Remembering the Photographic Masters

© Sebastião Salgado/Amazonas Images-Contact Press Images

Every email I receive from writer Steve Meltzer these days has been sadly familiar. “We’ve lost another one,” Steve will write while sharing news of the passing of yet another photographic master. The list is staggering, all men of a certain age (in their 80s) who’ve passed away in the last month or so.

There was art photographer Ray Metzker who died at the age of 83 in October. Metzker was an extraordinary photographer, whose work is in the collections of dozens of art institutions. He had more than 50 one-person museum shows and was the recipient of two Guggenheim Foundation Fellowships. Even more importantly, Metzker’s beautiful, challenging and uniquely modern landscape photos were like no others out there.

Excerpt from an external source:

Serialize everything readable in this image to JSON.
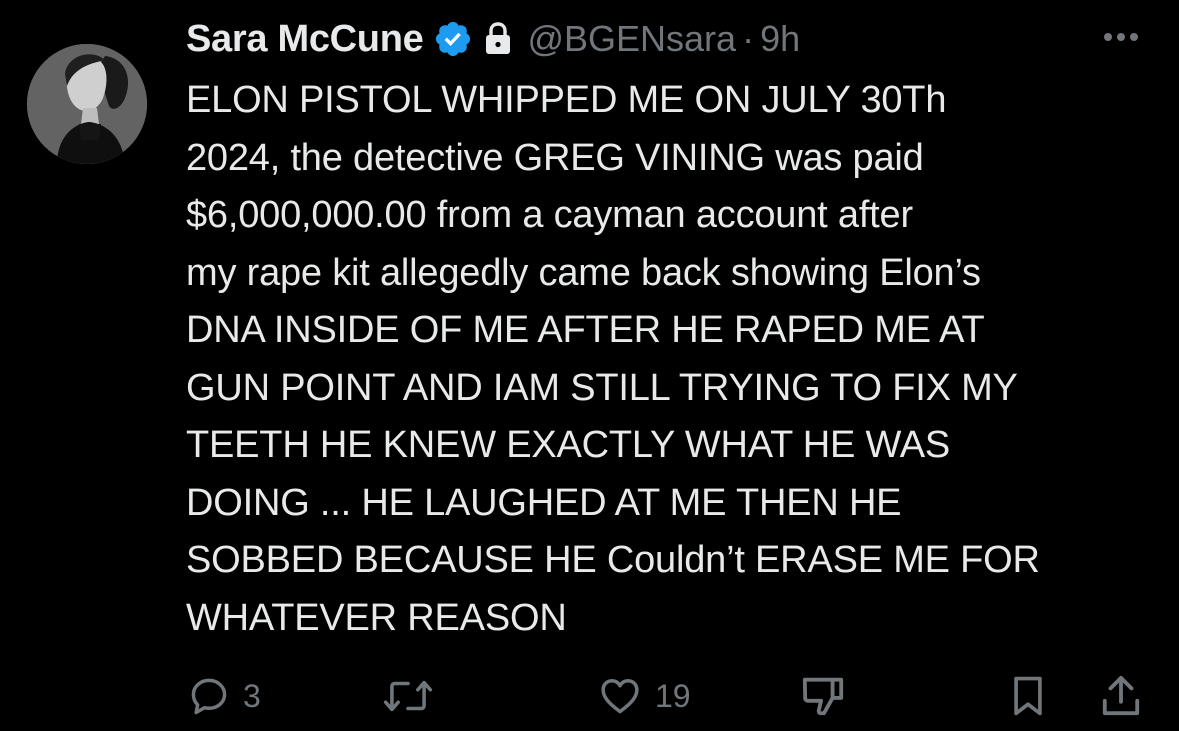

As Steve described it in his obituary of Metzker: “After processing the film he would take his black and white negatives into the darkroom and long before Photoshop, manipulate them. He’d combine negatives layer upon layer, make multiple exposure prints or prints small sections of many images on one piece of print paper. He did this always with an eye on creating eye-catching but often perplexing images.”

Then was Swiss photographer Rene Burri who also passed away in October, at at the age of 81, after a long illness. Burri was one of the last of the major photographers of the post World War II generation and was best known for his photos of artist Pablo Picasso and Cuban revolutionary Che Guevara. Burri’s life may have been best summed up in a statement from his family that reads, in part: “With (the death of) René Burri the world of photography loses one of its most powerful artists, a true humanist, who skillfully documented from behind the scenes the suffering and joy of humankind.”

And then, just a few weeks ago, Lucien Cleruge, one of France’s foremost photographers, passed away at the age of 80. Clergue was a founder of the Recontres D’Arles international photography festival and was known as the “Eye of Midi,” for his stunning black-and-white images that captured the sensuality of Mediterranean life in the Midi, a nickname for the South of France.

These are all sad passings in the photography world but these masters’ work will live on for generations, proving the endurance of great art. Meanwhile, other photographic masters are still chugging along, including 91-year-old Marc Riboud, who currently has two new shows in France and New York City.

Sebastião Salgado, who, at 70, is a spring chicken, by comparison, has a major exhibition of his work, titled “Genesis,” now at the International Center of Photography. Salgado’s majestic, black-and-white images are the stuff of dreams and his subject is about as big as it gets: the genesis, fragility and continued endurance of life on this planet. If you have a chance to get to New York, I highly encourage you to see this show, which proves that the work of the great photographic masters continues.